Exercise directions: Print the whole listing below exactly as given, pictures excluded.
------ Given data
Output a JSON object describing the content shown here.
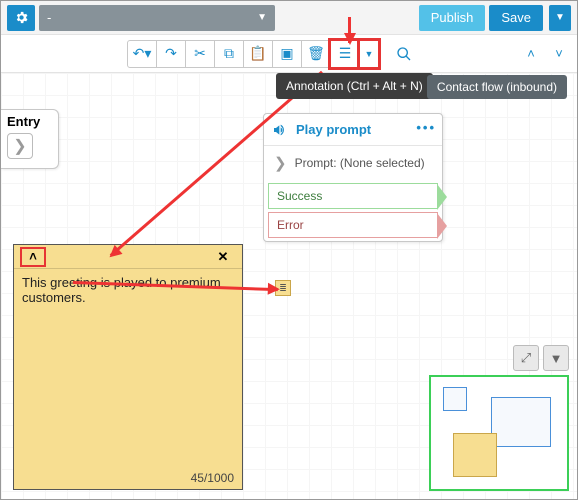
{
  "header": {
    "dropdown_label": "-",
    "publish_label": "Publish",
    "save_label": "Save"
  },
  "toolbar": {
    "tooltip": "Annotation (Ctrl + Alt + N)",
    "flow_type_pill": "Contact flow (inbound)"
  },
  "entry_block": {
    "label": "Entry"
  },
  "play_prompt": {
    "title": "Play prompt",
    "prompt_row": "Prompt: (None selected)",
    "branches": {
      "success": "Success",
      "error": "Error"
    }
  },
  "annotation": {
    "text": "This greeting is played to premium customers.",
    "count": "45/1000"
  },
  "icons": {
    "gear": "gear",
    "undo": "undo",
    "redo": "redo",
    "cut": "cut",
    "copy": "copy",
    "paste": "paste",
    "layout": "layout",
    "delete": "delete",
    "annotation": "annotation",
    "annotation_dd": "annotation-dropdown",
    "search": "search",
    "up": "up",
    "down": "down"
  }
}
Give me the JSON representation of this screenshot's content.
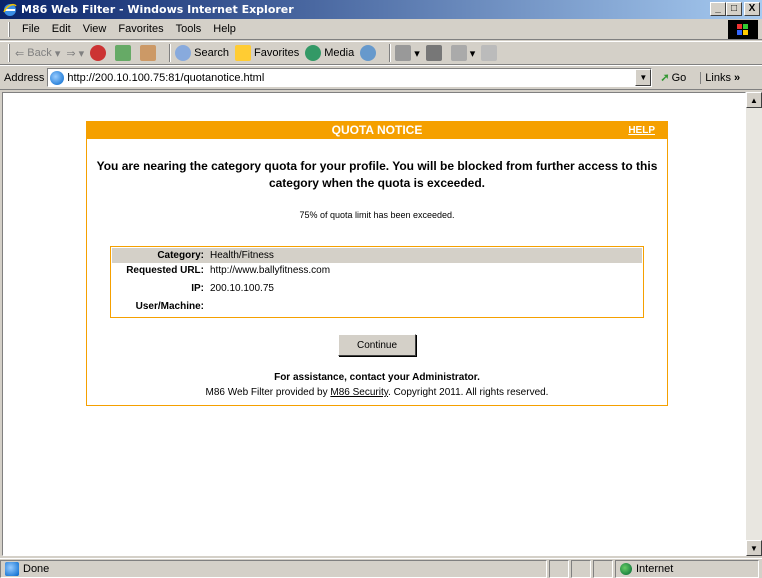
{
  "window": {
    "title": "M86 Web Filter - Windows Internet Explorer",
    "minimize": "_",
    "maximize": "□",
    "close": "X"
  },
  "menu": [
    "File",
    "Edit",
    "View",
    "Favorites",
    "Tools",
    "Help"
  ],
  "toolbar": {
    "back": "Back",
    "search": "Search",
    "favorites": "Favorites",
    "media": "Media"
  },
  "address": {
    "label": "Address",
    "url": "http://200.10.100.75:81/quotanotice.html",
    "go": "Go",
    "links": "Links"
  },
  "notice": {
    "title": "QUOTA NOTICE",
    "help": "HELP",
    "message": "You are nearing the category quota for your profile. You will be blocked from further access to this category when the quota is exceeded.",
    "percent_text": "75% of quota limit has been exceeded.",
    "details": [
      {
        "key": "Category:",
        "value": "Health/Fitness"
      },
      {
        "key": "Requested URL:",
        "value": "http://www.ballyfitness.com"
      },
      {
        "key": "IP:",
        "value": "200.10.100.75"
      },
      {
        "key": "User/Machine:",
        "value": ""
      }
    ],
    "continue_label": "Continue",
    "assistance": "For assistance, contact your Administrator.",
    "provided_prefix": "M86 Web Filter provided by ",
    "provided_link": "M86 Security",
    "provided_suffix": ". Copyright 2011. All rights reserved."
  },
  "status": {
    "text": "Done",
    "zone": "Internet"
  },
  "colors": {
    "accent": "#f5a000",
    "titlebar_start": "#0a246a",
    "titlebar_end": "#a6caf0"
  }
}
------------
Solved problem:
Output a JSON object describing the content shown here.
{
  "header": {
    "dropdown_label": "-",
    "publish_label": "Publish",
    "save_label": "Save"
  },
  "toolbar": {
    "tooltip": "Annotation (Ctrl + Alt + N)",
    "flow_type_pill": "Contact flow (inbound)"
  },
  "entry_block": {
    "label": "Entry"
  },
  "play_prompt": {
    "title": "Play prompt",
    "prompt_row": "Prompt: (None selected)",
    "branches": {
      "success": "Success",
      "error": "Error"
    }
  },
  "annotation": {
    "text": "This greeting is played to premium customers.",
    "count": "45/1000"
  },
  "icons": {
    "gear": "gear",
    "undo": "undo",
    "redo": "redo",
    "cut": "cut",
    "copy": "copy",
    "paste": "paste",
    "layout": "layout",
    "delete": "delete",
    "annotation": "annotation",
    "annotation_dd": "annotation-dropdown",
    "search": "search",
    "up": "up",
    "down": "down"
  }
}
Give me the JSON representation of this screenshot's content.
{
  "window": {
    "title": "M86 Web Filter - Windows Internet Explorer",
    "minimize": "_",
    "maximize": "□",
    "close": "X"
  },
  "menu": [
    "File",
    "Edit",
    "View",
    "Favorites",
    "Tools",
    "Help"
  ],
  "toolbar": {
    "back": "Back",
    "search": "Search",
    "favorites": "Favorites",
    "media": "Media"
  },
  "address": {
    "label": "Address",
    "url": "http://200.10.100.75:81/quotanotice.html",
    "go": "Go",
    "links": "Links"
  },
  "notice": {
    "title": "QUOTA NOTICE",
    "help": "HELP",
    "message": "You are nearing the category quota for your profile. You will be blocked from further access to this category when the quota is exceeded.",
    "percent_text": "75% of quota limit has been exceeded.",
    "details": [
      {
        "key": "Category:",
        "value": "Health/Fitness"
      },
      {
        "key": "Requested URL:",
        "value": "http://www.ballyfitness.com"
      },
      {
        "key": "IP:",
        "value": "200.10.100.75"
      },
      {
        "key": "User/Machine:",
        "value": ""
      }
    ],
    "continue_label": "Continue",
    "assistance": "For assistance, contact your Administrator.",
    "provided_prefix": "M86 Web Filter provided by ",
    "provided_link": "M86 Security",
    "provided_suffix": ". Copyright 2011. All rights reserved."
  },
  "status": {
    "text": "Done",
    "zone": "Internet"
  },
  "colors": {
    "accent": "#f5a000",
    "titlebar_start": "#0a246a",
    "titlebar_end": "#a6caf0"
  }
}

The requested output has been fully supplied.